=== Stored data entries ===
──────────

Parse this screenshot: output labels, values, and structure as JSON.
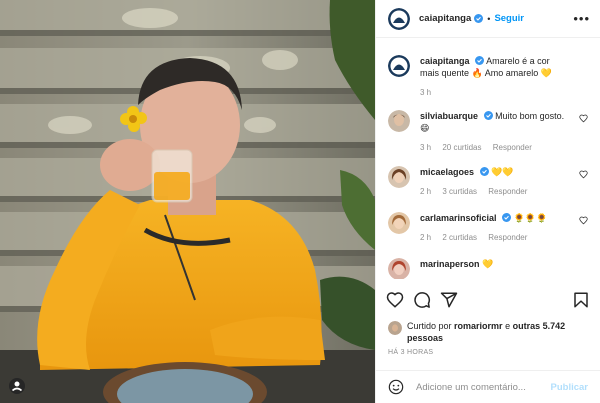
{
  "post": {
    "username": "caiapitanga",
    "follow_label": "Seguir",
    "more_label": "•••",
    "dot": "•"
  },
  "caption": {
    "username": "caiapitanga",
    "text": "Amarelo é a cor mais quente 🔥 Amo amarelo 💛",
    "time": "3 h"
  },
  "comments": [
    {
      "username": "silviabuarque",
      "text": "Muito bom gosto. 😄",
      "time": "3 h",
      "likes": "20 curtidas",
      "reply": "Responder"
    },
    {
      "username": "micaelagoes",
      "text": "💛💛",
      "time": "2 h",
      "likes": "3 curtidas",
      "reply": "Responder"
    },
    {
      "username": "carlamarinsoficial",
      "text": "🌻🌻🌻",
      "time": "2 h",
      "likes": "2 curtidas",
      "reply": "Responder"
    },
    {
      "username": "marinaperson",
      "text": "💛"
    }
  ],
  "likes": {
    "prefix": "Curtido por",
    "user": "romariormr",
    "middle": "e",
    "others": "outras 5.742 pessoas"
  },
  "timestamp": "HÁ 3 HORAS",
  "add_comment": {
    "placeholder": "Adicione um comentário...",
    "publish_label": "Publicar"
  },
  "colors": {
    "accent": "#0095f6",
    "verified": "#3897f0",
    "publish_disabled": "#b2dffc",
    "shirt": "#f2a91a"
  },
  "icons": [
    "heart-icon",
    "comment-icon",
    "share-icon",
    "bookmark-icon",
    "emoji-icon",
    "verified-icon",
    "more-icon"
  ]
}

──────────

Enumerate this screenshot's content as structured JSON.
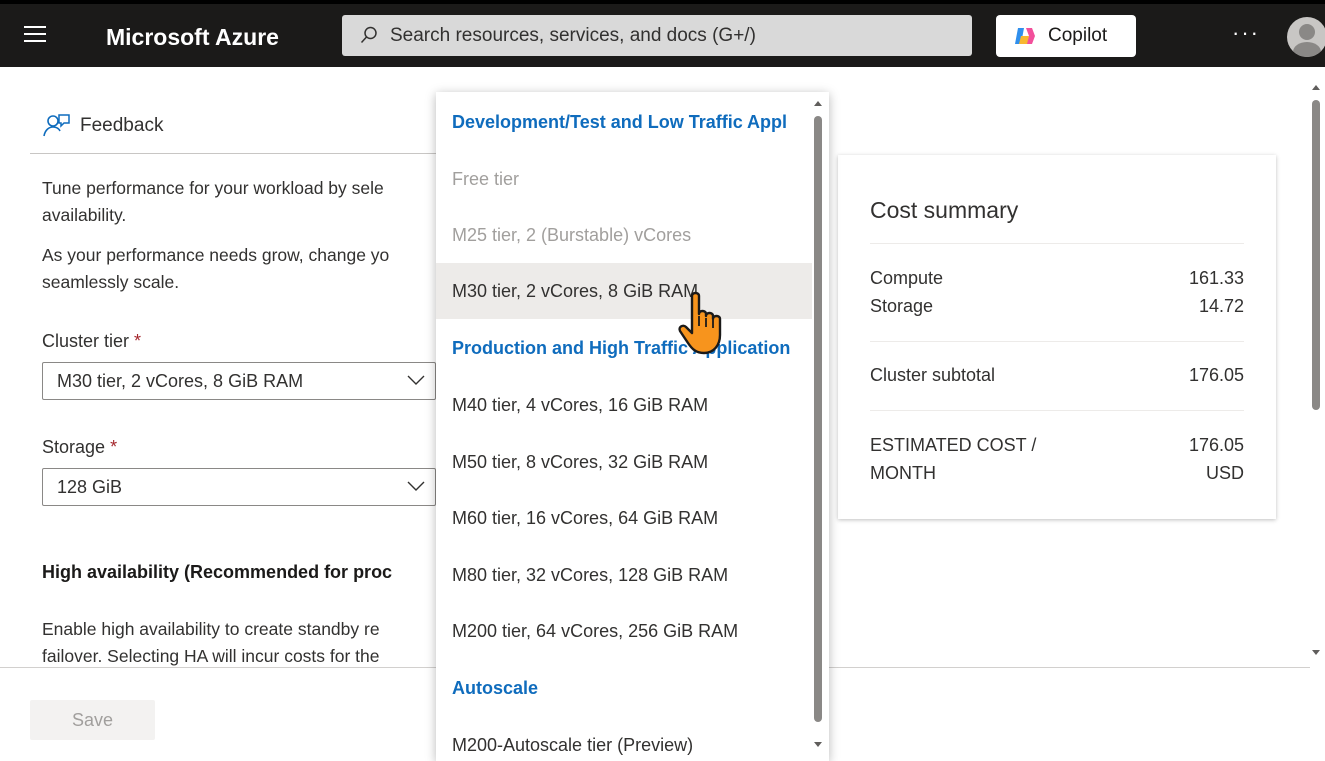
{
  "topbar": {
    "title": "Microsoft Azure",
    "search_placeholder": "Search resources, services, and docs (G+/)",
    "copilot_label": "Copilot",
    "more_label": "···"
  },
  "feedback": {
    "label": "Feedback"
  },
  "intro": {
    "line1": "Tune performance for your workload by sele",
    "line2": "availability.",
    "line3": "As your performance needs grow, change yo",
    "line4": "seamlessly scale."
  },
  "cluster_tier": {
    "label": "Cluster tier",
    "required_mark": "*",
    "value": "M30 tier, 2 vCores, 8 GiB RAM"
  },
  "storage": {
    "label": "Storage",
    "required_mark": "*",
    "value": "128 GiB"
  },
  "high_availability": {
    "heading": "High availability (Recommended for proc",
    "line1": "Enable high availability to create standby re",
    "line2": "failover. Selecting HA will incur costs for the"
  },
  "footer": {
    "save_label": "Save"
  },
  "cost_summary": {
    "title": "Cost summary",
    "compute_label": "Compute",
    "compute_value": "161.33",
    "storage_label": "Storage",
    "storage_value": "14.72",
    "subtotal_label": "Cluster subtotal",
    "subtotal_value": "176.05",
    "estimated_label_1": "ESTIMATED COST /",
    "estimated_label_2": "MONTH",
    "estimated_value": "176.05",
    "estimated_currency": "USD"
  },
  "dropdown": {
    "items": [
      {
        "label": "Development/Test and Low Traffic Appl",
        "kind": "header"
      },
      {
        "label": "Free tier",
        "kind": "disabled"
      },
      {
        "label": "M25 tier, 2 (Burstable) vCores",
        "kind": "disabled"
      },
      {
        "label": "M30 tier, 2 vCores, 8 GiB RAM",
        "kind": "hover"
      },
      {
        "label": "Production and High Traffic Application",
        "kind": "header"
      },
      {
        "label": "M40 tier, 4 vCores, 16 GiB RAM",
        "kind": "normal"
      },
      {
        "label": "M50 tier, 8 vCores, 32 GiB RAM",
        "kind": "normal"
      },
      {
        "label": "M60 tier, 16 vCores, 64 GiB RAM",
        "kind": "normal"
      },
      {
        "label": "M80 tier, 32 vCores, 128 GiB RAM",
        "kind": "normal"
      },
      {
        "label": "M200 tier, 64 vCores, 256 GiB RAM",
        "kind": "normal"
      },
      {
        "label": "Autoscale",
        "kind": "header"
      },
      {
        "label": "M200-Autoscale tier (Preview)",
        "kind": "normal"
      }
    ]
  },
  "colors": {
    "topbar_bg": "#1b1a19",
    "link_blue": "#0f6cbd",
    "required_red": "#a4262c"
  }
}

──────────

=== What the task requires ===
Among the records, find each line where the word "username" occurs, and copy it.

=== Solution to the problem ===
    "username": "caiapitanga",
    "username": "caiapitanga",
      "username": "silviabuarque",
      "username": "micaelagoes",
      "username": "carlamarinsoficial",
      "username": "marinaperson",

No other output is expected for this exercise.